(Materials provided)

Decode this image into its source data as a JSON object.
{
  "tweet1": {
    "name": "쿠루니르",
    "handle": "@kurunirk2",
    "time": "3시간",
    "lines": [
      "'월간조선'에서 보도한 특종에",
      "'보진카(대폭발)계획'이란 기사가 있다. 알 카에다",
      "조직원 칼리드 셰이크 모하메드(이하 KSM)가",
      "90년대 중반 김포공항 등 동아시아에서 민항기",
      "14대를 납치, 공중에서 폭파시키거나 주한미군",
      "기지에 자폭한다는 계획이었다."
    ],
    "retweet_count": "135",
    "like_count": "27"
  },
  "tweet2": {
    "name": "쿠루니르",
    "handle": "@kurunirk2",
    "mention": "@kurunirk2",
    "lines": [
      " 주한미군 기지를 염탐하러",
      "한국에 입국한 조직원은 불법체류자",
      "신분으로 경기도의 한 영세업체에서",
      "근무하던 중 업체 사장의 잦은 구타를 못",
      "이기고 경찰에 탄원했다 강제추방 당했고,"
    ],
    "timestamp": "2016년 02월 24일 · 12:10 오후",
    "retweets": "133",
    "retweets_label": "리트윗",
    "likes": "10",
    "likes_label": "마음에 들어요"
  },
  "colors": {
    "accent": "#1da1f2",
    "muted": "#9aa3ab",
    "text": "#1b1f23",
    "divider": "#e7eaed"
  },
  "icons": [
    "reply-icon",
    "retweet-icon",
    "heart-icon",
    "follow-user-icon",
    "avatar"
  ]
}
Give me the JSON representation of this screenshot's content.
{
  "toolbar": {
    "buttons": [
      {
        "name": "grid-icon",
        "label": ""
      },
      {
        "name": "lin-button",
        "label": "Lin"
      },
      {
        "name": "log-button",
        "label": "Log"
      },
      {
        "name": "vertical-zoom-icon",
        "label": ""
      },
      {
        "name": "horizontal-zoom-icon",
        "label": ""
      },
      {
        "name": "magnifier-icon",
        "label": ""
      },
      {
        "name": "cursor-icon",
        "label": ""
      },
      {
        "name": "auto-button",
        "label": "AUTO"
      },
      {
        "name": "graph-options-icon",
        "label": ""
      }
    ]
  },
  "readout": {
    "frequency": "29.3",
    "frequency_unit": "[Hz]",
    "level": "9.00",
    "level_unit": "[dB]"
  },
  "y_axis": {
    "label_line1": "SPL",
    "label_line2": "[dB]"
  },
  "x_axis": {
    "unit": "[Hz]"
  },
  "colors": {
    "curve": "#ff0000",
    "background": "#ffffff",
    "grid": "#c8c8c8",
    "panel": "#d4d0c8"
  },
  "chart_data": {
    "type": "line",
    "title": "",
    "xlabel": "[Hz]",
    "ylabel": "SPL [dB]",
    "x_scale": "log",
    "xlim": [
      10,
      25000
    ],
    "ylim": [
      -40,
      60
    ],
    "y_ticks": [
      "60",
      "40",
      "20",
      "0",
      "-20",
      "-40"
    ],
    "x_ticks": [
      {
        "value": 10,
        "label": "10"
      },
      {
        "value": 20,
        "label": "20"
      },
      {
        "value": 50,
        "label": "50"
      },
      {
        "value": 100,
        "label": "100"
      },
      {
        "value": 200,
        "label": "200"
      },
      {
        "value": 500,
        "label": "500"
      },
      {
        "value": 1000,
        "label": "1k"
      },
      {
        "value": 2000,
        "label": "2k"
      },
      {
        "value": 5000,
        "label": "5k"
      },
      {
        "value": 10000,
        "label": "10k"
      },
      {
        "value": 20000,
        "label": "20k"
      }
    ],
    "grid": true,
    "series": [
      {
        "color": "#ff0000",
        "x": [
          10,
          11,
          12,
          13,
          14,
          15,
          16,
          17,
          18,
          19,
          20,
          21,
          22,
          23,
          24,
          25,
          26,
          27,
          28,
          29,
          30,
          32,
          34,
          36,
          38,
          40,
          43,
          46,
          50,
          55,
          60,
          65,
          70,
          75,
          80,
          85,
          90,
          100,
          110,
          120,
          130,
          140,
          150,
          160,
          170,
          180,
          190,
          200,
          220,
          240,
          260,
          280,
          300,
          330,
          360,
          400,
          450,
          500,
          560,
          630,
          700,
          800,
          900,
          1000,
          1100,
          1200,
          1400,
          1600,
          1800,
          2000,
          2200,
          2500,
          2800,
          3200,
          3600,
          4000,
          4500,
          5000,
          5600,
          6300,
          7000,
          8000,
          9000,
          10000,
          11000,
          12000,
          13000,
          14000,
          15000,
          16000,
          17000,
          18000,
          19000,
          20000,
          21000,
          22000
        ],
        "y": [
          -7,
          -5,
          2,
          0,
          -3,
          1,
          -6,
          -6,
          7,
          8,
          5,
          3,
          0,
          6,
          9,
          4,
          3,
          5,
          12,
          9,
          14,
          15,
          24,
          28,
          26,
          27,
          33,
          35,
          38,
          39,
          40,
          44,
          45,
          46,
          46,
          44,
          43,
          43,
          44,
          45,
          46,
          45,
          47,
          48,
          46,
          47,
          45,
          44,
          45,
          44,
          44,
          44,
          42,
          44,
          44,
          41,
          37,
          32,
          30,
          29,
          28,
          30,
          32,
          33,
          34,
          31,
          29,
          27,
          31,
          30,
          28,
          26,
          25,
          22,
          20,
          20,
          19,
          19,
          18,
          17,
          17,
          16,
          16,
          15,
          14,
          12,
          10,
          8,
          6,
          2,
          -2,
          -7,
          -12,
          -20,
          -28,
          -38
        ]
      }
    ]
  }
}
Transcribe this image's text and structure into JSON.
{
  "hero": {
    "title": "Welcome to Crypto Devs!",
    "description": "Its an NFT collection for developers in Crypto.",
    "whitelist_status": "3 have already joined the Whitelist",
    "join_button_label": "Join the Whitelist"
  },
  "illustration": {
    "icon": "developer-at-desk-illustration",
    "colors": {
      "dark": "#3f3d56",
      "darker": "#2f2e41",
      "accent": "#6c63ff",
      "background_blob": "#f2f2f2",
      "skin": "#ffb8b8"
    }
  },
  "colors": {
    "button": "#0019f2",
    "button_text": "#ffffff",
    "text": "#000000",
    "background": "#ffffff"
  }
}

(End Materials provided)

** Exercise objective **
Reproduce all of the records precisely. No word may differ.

** Expected answer **
Decode this image into its source data as a JSON object.
{
  "tweet1": {
    "name": "쿠루니르",
    "handle": "@kurunirk2",
    "time": "3시간",
    "lines": [
      "'월간조선'에서 보도한 특종에",
      "'보진카(대폭발)계획'이란 기사가 있다. 알 카에다",
      "조직원 칼리드 셰이크 모하메드(이하 KSM)가",
      "90년대 중반 김포공항 등 동아시아에서 민항기",
      "14대를 납치, 공중에서 폭파시키거나 주한미군",
      "기지에 자폭한다는 계획이었다."
    ],
    "retweet_count": "135",
    "like_count": "27"
  },
  "tweet2": {
    "name": "쿠루니르",
    "handle": "@kurunirk2",
    "mention": "@kurunirk2",
    "lines": [
      " 주한미군 기지를 염탐하러",
      "한국에 입국한 조직원은 불법체류자",
      "신분으로 경기도의 한 영세업체에서",
      "근무하던 중 업체 사장의 잦은 구타를 못",
      "이기고 경찰에 탄원했다 강제추방 당했고,"
    ],
    "timestamp": "2016년 02월 24일 · 12:10 오후",
    "retweets": "133",
    "retweets_label": "리트윗",
    "likes": "10",
    "likes_label": "마음에 들어요"
  },
  "colors": {
    "accent": "#1da1f2",
    "muted": "#9aa3ab",
    "text": "#1b1f23",
    "divider": "#e7eaed"
  },
  "icons": [
    "reply-icon",
    "retweet-icon",
    "heart-icon",
    "follow-user-icon",
    "avatar"
  ]
}
Give me the JSON representation of this screenshot's content.
{
  "toolbar": {
    "buttons": [
      {
        "name": "grid-icon",
        "label": ""
      },
      {
        "name": "lin-button",
        "label": "Lin"
      },
      {
        "name": "log-button",
        "label": "Log"
      },
      {
        "name": "vertical-zoom-icon",
        "label": ""
      },
      {
        "name": "horizontal-zoom-icon",
        "label": ""
      },
      {
        "name": "magnifier-icon",
        "label": ""
      },
      {
        "name": "cursor-icon",
        "label": ""
      },
      {
        "name": "auto-button",
        "label": "AUTO"
      },
      {
        "name": "graph-options-icon",
        "label": ""
      }
    ]
  },
  "readout": {
    "frequency": "29.3",
    "frequency_unit": "[Hz]",
    "level": "9.00",
    "level_unit": "[dB]"
  },
  "y_axis": {
    "label_line1": "SPL",
    "label_line2": "[dB]"
  },
  "x_axis": {
    "unit": "[Hz]"
  },
  "colors": {
    "curve": "#ff0000",
    "background": "#ffffff",
    "grid": "#c8c8c8",
    "panel": "#d4d0c8"
  },
  "chart_data": {
    "type": "line",
    "title": "",
    "xlabel": "[Hz]",
    "ylabel": "SPL [dB]",
    "x_scale": "log",
    "xlim": [
      10,
      25000
    ],
    "ylim": [
      -40,
      60
    ],
    "y_ticks": [
      "60",
      "40",
      "20",
      "0",
      "-20",
      "-40"
    ],
    "x_ticks": [
      {
        "value": 10,
        "label": "10"
      },
      {
        "value": 20,
        "label": "20"
      },
      {
        "value": 50,
        "label": "50"
      },
      {
        "value": 100,
        "label": "100"
      },
      {
        "value": 200,
        "label": "200"
      },
      {
        "value": 500,
        "label": "500"
      },
      {
        "value": 1000,
        "label": "1k"
      },
      {
        "value": 2000,
        "label": "2k"
      },
      {
        "value": 5000,
        "label": "5k"
      },
      {
        "value": 10000,
        "label": "10k"
      },
      {
        "value": 20000,
        "label": "20k"
      }
    ],
    "grid": true,
    "series": [
      {
        "color": "#ff0000",
        "x": [
          10,
          11,
          12,
          13,
          14,
          15,
          16,
          17,
          18,
          19,
          20,
          21,
          22,
          23,
          24,
          25,
          26,
          27,
          28,
          29,
          30,
          32,
          34,
          36,
          38,
          40,
          43,
          46,
          50,
          55,
          60,
          65,
          70,
          75,
          80,
          85,
          90,
          100,
          110,
          120,
          130,
          140,
          150,
          160,
          170,
          180,
          190,
          200,
          220,
          240,
          260,
          280,
          300,
          330,
          360,
          400,
          450,
          500,
          560,
          630,
          700,
          800,
          900,
          1000,
          1100,
          1200,
          1400,
          1600,
          1800,
          2000,
          2200,
          2500,
          2800,
          3200,
          3600,
          4000,
          4500,
          5000,
          5600,
          6300,
          7000,
          8000,
          9000,
          10000,
          11000,
          12000,
          13000,
          14000,
          15000,
          16000,
          17000,
          18000,
          19000,
          20000,
          21000,
          22000
        ],
        "y": [
          -7,
          -5,
          2,
          0,
          -3,
          1,
          -6,
          -6,
          7,
          8,
          5,
          3,
          0,
          6,
          9,
          4,
          3,
          5,
          12,
          9,
          14,
          15,
          24,
          28,
          26,
          27,
          33,
          35,
          38,
          39,
          40,
          44,
          45,
          46,
          46,
          44,
          43,
          43,
          44,
          45,
          46,
          45,
          47,
          48,
          46,
          47,
          45,
          44,
          45,
          44,
          44,
          44,
          42,
          44,
          44,
          41,
          37,
          32,
          30,
          29,
          28,
          30,
          32,
          33,
          34,
          31,
          29,
          27,
          31,
          30,
          28,
          26,
          25,
          22,
          20,
          20,
          19,
          19,
          18,
          17,
          17,
          16,
          16,
          15,
          14,
          12,
          10,
          8,
          6,
          2,
          -2,
          -7,
          -12,
          -20,
          -28,
          -38
        ]
      }
    ]
  }
}
Transcribe this image's text and structure into JSON.
{
  "hero": {
    "title": "Welcome to Crypto Devs!",
    "description": "Its an NFT collection for developers in Crypto.",
    "whitelist_status": "3 have already joined the Whitelist",
    "join_button_label": "Join the Whitelist"
  },
  "illustration": {
    "icon": "developer-at-desk-illustration",
    "colors": {
      "dark": "#3f3d56",
      "darker": "#2f2e41",
      "accent": "#6c63ff",
      "background_blob": "#f2f2f2",
      "skin": "#ffb8b8"
    }
  },
  "colors": {
    "button": "#0019f2",
    "button_text": "#ffffff",
    "text": "#000000",
    "background": "#ffffff"
  }
}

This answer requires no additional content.